Getting youth back to agriculture as service providers
For reduced market barriers, diversified enterprise and livelihood opportunities.
How are youth being gainfully employed as mechanization service providers in the African region?
About one-third of Africa’s nearly 500 million youth aged 15-35 are unemployed. The high rate of youth unemployment remains a critical concern for governments as it results in poor living conditions. This can prove a key driver for migration, may trigger insecurity and even political instability. Yet, youth being Africa’s greatest asset, offer a dynamic workforce that is innovative, appetite for a high uptake of modern technological know-how, and ability to take on significant levels of risk.
In Tanzania, although two thirds of the workforce depend on agriculture for their livelihoods, most farms are still reliant on unproductive manual farming methods. With an increase in the number of young people migrating in search of better opportunities and to escape manual farming, their future with farming as a livelihood is increasingly becoming unattractive.

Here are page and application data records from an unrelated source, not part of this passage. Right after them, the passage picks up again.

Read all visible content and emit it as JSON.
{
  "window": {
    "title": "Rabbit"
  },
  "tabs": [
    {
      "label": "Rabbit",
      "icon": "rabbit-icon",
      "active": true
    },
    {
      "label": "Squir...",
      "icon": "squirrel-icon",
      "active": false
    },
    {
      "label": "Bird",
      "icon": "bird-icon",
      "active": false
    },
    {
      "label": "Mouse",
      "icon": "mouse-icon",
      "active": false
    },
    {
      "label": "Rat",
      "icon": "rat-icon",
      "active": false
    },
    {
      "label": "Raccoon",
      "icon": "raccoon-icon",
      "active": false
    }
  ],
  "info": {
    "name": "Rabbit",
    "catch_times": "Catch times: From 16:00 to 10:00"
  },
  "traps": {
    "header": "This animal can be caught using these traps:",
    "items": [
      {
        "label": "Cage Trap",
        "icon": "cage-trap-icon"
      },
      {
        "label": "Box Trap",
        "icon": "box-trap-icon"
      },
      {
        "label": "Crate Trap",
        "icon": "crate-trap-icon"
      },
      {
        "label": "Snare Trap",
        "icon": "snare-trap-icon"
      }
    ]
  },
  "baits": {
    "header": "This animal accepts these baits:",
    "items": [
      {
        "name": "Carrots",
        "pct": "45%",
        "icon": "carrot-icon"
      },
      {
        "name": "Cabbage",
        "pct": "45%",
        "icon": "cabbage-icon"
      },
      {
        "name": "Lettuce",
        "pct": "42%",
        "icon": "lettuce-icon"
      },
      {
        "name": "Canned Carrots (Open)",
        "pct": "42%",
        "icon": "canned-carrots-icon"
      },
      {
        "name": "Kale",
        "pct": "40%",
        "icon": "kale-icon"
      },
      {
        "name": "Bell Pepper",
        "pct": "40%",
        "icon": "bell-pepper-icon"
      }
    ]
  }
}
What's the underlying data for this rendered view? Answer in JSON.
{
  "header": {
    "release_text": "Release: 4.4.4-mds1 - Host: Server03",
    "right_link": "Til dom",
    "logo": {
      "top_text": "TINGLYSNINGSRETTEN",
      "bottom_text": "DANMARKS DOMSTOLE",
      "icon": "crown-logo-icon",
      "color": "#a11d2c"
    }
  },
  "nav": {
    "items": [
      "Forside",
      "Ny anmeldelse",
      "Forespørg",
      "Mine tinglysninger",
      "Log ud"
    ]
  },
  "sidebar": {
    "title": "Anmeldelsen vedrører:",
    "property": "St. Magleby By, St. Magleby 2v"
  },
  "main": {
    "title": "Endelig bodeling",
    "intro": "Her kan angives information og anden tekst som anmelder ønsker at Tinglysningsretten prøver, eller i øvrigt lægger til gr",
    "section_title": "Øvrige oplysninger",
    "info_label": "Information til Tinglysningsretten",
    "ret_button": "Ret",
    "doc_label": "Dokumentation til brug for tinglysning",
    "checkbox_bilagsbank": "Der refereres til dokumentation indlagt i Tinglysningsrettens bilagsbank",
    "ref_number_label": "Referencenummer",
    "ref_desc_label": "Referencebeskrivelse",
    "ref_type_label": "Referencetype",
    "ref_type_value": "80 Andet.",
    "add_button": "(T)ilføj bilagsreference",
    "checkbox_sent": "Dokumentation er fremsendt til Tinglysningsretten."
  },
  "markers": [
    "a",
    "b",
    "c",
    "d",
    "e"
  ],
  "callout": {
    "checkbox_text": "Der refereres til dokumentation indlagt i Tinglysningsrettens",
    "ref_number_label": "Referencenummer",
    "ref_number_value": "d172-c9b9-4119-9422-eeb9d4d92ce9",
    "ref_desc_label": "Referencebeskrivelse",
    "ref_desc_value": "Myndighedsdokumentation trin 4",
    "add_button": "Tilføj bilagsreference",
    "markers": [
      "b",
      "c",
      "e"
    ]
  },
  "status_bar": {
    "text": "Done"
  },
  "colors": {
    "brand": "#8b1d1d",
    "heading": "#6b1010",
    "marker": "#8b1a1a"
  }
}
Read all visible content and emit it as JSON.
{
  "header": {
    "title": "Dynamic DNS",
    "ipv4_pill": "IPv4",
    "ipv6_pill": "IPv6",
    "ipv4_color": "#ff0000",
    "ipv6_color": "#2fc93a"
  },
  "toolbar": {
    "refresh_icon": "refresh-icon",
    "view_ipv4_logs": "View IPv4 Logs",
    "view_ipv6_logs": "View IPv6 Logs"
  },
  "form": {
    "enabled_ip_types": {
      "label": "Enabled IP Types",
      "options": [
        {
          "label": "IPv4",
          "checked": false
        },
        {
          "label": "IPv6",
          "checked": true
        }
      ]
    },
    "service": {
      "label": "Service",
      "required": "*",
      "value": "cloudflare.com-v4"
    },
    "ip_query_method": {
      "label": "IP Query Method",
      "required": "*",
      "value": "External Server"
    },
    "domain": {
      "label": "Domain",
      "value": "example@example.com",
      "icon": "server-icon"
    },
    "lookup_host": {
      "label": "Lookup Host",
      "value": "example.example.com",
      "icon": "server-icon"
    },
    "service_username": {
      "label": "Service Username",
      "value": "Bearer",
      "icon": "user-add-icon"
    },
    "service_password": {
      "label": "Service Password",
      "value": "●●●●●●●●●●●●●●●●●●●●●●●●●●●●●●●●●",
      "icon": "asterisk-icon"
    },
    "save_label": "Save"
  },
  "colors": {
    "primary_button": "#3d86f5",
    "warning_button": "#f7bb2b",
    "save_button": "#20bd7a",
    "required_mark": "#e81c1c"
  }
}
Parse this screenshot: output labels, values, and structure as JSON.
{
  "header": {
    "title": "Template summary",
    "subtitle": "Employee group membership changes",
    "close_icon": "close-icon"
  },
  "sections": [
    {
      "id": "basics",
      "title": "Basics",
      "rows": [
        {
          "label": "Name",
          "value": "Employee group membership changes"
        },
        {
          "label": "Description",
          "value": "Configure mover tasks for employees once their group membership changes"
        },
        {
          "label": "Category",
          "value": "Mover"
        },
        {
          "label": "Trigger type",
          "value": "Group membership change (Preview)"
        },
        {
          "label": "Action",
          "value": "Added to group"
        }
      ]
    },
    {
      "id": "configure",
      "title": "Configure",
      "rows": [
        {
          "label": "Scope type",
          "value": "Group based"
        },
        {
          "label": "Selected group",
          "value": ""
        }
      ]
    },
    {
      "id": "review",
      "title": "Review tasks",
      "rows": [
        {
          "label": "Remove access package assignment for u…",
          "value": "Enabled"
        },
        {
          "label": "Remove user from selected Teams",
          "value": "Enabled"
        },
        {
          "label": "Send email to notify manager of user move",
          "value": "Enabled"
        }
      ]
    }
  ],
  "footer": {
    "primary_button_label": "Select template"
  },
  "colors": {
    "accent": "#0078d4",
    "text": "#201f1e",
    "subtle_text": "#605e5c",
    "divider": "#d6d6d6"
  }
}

To address such concerns, mechanisation of small farms can create many employment opportunities while increasing agricultural productivity and income. In 2019, the Alliance for Bioversity International (Bioversity International) & the International Centre for Tropical Agriculture (CIAT) and the Tanzania Agriculture Research Institute (TARI), both members of the Pan-Africa Bean Research Alliance (PABRA-Africa), in collaboration with Soybean Innovation Lab of Missouri State University trained local artisans on manufacturing Multi-Crop Threshers (MCT) in Tanzania.